▶ _YOUR TASK_:
Please make sure what you return matches the listing below exactly, minus its pictures.

(RECORDS SHOWN)

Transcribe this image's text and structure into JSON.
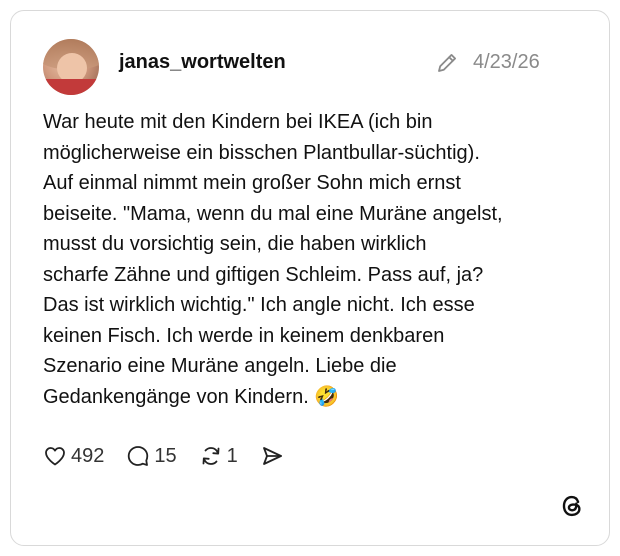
{
  "post": {
    "username": "janas_wortwelten",
    "date": "4/23/26",
    "text": "War heute mit den Kindern bei IKEA (ich bin\nmöglicherweise ein bisschen Plantbullar-süchtig).\nAuf einmal nimmt mein großer Sohn mich ernst\nbeiseite. \"Mama, wenn du mal eine Muräne angelst,\nmusst du vorsichtig sein, die haben wirklich\nscharfe Zähne und giftigen Schleim. Pass auf, ja?\nDas ist wirklich wichtig.\" Ich angle nicht. Ich esse\nkeinen Fisch. Ich werde in keinem denkbaren\nSzenario eine Muräne angeln. Liebe die\nGedankengänge von Kindern. 🤣"
  },
  "actions": {
    "likes": "492",
    "replies": "15",
    "reposts": "1"
  },
  "icons": {
    "like": "heart-icon",
    "reply": "speech-bubble-icon",
    "repost": "repost-arrows-icon",
    "share": "send-icon",
    "edit": "pencil-icon",
    "brand": "threads-logo"
  }
}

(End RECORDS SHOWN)

▶ _SOLUTION TO THIS TASK_:
Transcribe this image's text and structure into JSON.
{
  "post": {
    "username": "janas_wortwelten",
    "date": "4/23/26",
    "text": "War heute mit den Kindern bei IKEA (ich bin\nmöglicherweise ein bisschen Plantbullar-süchtig).\nAuf einmal nimmt mein großer Sohn mich ernst\nbeiseite. \"Mama, wenn du mal eine Muräne angelst,\nmusst du vorsichtig sein, die haben wirklich\nscharfe Zähne und giftigen Schleim. Pass auf, ja?\nDas ist wirklich wichtig.\" Ich angle nicht. Ich esse\nkeinen Fisch. Ich werde in keinem denkbaren\nSzenario eine Muräne angeln. Liebe die\nGedankengänge von Kindern. 🤣"
  },
  "actions": {
    "likes": "492",
    "replies": "15",
    "reposts": "1"
  },
  "icons": {
    "like": "heart-icon",
    "reply": "speech-bubble-icon",
    "repost": "repost-arrows-icon",
    "share": "send-icon",
    "edit": "pencil-icon",
    "brand": "threads-logo"
  }
}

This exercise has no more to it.